Eczema is a common skin condition, affecting more than 30 million people in the United States. For some people with eczema, it is nothing more than small spots of dry skin that can itch from time to time. For others, however, eczema brings on distressing skin problems, which can flare up, subside, and flare up again.
If you’re having skin issues and wondering if you have eczema, keep reading to learn about its signs and symptoms as well as the treatment options available for it.
Eczema Signs and Symptoms
The following are some of the common symptoms of eczema. If you notice or experience any or some of them, consult an allergist for proper evaluation:
- Dry, itchy, red skin – This is the most common symptom of eczema and can be intense. The itch tends to get worse at night or when you sweat.
- Fluid-filled blisters (“weeping skin”) – Eczema can sometimes cause blisters, which can leak and ooze, thus the term “weeping.”
- Crusts – When the blisters dry up, you may notice crust forming on top of the rash.
- Rough or leathery patches of skin – The itch-scratch cycle associated with eczema can lead to the formation of rough, leathery, or scaly patches of skin. These patches are usually darker than your surrounding skin.
- Discoloration (hyperpigmentation) – Some types of eczema can result in discoloration of your skin.
How Is Eczema Treated?
There is no cure for eczema, but there are many ways you can manage your symptoms and keep them from affecting your quality of life.
Once your allergy doctor confirms that you have eczema, they will devise a treatment plan for you to achieve four main goals: control the itch; heal your skin; avoid infections; and prevent flare-ups.
Your treatment plan will likely include self-care strategies, such as the following:
- Keeping your skin hydrated and moisturized
- Trigger avoidance
- Managing stress levels
- Using a humidifier to moisten the air in your home
- Having a warm bath
Your doctor will likely prescribe antihistamines and corticosteroids to both stop the itch-scratch cycle and prevent flare-ups. Your allergy doctor may also recommend immunotherapy to gradually train your body to build tolerance to an allergen until it no longer initiates an immune response in the event of exposure. Over time, as your body gets desensitized to the allergen and your symptoms ease off, you will no longer heavily rely on your medications.

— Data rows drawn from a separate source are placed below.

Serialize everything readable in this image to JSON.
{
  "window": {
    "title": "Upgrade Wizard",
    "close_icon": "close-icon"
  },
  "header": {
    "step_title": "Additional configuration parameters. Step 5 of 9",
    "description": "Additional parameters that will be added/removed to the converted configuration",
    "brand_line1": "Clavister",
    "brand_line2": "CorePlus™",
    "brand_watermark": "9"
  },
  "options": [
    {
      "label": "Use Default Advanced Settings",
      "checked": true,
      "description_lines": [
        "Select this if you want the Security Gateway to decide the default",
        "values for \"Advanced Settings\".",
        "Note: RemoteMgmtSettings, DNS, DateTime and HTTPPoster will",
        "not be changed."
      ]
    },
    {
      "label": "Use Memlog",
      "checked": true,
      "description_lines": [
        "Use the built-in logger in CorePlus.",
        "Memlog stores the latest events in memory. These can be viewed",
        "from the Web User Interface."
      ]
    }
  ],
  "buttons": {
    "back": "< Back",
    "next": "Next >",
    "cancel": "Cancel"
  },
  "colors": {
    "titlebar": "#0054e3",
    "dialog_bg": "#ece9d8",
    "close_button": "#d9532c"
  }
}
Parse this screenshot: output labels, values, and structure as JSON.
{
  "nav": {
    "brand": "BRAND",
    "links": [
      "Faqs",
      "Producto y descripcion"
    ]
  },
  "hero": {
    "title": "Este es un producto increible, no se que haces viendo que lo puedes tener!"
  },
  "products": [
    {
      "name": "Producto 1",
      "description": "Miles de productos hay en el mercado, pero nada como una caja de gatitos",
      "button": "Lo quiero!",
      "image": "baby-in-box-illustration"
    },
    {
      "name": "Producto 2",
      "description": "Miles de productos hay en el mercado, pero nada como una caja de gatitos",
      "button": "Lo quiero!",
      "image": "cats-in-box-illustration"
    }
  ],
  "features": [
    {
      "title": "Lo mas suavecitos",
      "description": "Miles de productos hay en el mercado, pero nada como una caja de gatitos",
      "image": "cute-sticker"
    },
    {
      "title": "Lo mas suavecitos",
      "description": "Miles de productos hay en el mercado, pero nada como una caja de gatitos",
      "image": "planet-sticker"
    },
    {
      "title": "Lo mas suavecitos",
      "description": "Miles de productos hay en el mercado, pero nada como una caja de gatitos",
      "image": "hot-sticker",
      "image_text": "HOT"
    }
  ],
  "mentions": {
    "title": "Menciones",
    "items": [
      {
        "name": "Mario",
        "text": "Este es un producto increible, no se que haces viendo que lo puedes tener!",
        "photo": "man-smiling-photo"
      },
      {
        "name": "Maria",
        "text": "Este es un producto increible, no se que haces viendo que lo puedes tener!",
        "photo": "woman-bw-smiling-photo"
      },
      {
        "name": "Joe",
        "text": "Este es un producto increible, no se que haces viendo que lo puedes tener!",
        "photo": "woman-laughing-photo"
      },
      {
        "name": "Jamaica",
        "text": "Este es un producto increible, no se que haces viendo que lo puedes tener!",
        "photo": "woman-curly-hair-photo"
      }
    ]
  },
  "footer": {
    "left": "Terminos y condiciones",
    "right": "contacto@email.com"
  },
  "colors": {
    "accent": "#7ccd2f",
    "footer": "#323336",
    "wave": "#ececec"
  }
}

Eczema Treatment in Downers Grove, Naperville, Elmhurst, and Plainfield, IL
Here at Oak Brook Allergists, our highly experienced, board-certified allergy doctors provide top-notch care for adult and pediatric patients with eczema. You can count on us to recommend the best treatment for you to help you avoid flare-ups and live well with the condition.
To schedule an appointment with one of our physicians, call our allergy clinic today at (630) 574-0460 or use our convenient online request form.